--- DATA SECTION Enclosed Below ---
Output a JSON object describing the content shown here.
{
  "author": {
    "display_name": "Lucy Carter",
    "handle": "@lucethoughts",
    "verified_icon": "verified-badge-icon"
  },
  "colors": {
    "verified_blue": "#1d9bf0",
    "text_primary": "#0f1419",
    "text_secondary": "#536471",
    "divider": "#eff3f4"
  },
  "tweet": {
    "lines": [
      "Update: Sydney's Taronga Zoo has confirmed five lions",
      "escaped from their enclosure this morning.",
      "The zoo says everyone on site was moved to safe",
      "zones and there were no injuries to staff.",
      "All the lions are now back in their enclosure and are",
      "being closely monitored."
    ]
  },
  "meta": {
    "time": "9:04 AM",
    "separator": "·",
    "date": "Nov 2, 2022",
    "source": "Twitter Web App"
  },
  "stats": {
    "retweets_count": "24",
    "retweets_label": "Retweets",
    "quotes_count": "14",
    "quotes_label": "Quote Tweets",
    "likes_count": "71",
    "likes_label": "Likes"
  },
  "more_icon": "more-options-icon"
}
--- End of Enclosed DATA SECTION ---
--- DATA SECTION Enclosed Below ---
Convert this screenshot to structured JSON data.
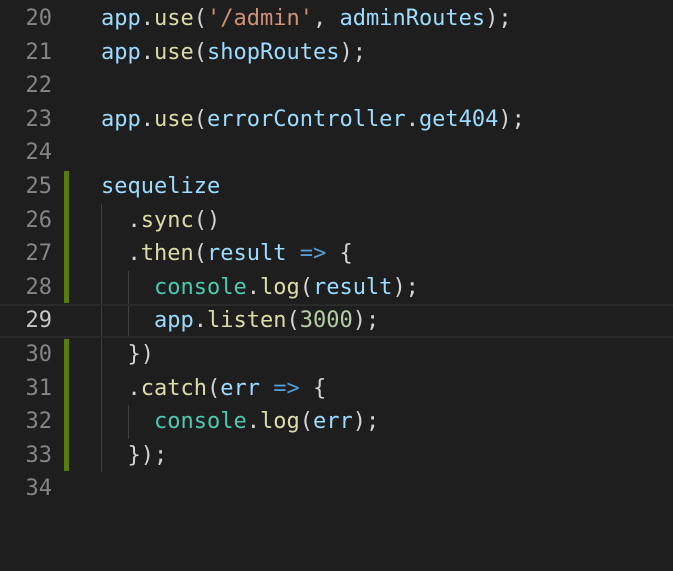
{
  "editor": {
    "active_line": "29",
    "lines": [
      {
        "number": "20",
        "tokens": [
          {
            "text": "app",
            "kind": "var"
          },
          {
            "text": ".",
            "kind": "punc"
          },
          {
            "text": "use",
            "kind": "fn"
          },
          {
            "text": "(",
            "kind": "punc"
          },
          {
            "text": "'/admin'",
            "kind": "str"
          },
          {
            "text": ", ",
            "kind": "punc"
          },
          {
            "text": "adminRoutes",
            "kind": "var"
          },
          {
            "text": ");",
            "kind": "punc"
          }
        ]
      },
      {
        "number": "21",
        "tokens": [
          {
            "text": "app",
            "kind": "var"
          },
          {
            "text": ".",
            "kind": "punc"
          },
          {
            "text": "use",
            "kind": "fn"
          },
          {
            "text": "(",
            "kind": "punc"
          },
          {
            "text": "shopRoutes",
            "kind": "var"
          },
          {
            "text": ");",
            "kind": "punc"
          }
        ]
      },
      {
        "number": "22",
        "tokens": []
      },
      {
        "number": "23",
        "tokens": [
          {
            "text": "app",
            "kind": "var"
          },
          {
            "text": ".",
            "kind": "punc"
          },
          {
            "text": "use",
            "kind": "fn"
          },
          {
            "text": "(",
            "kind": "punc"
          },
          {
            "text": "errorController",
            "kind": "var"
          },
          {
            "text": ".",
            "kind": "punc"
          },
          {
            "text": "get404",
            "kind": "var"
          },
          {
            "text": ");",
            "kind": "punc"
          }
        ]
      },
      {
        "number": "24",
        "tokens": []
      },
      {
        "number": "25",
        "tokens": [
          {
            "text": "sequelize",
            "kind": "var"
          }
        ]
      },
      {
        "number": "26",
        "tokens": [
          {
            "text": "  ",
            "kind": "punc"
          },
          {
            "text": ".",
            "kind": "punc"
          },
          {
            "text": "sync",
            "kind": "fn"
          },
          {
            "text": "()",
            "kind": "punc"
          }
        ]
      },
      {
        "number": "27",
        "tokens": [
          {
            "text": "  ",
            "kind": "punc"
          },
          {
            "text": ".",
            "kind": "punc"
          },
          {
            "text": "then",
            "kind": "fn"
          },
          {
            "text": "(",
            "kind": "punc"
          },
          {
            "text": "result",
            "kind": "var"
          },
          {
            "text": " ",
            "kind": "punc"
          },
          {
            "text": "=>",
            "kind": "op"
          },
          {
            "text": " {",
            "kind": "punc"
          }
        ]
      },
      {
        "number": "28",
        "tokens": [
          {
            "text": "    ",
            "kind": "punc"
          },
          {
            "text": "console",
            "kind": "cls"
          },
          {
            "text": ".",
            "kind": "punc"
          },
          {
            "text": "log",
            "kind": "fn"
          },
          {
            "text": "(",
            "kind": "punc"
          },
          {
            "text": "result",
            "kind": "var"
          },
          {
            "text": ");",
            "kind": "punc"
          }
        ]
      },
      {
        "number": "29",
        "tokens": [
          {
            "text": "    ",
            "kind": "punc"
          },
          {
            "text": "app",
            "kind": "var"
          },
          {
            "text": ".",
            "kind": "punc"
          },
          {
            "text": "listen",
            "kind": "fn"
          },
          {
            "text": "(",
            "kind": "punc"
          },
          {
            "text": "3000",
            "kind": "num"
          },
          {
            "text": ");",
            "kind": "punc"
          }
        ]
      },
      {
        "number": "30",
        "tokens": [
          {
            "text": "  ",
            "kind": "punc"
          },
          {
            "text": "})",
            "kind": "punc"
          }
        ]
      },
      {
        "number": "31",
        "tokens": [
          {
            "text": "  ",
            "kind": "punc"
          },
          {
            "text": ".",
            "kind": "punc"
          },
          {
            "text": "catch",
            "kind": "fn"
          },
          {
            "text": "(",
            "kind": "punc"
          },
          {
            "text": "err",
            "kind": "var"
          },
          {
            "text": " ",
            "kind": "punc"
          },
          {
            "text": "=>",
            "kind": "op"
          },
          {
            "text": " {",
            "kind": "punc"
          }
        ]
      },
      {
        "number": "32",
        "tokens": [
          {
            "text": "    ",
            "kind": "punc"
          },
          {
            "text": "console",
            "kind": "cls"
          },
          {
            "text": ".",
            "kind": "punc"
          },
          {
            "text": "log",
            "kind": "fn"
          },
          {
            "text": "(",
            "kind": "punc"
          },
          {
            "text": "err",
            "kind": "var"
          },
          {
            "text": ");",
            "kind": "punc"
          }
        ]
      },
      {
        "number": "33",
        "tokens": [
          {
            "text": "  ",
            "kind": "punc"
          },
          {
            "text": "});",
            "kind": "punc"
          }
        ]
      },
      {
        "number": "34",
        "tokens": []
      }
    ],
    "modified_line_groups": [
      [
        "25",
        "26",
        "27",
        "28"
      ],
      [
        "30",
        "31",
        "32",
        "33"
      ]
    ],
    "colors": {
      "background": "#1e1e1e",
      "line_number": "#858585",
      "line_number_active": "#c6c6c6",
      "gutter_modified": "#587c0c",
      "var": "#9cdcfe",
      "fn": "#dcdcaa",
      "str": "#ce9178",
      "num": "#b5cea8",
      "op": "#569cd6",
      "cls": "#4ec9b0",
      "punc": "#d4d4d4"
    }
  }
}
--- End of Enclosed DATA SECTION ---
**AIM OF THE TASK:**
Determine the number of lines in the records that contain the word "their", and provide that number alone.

**ANSWER TO THIS PROBLEM:**
2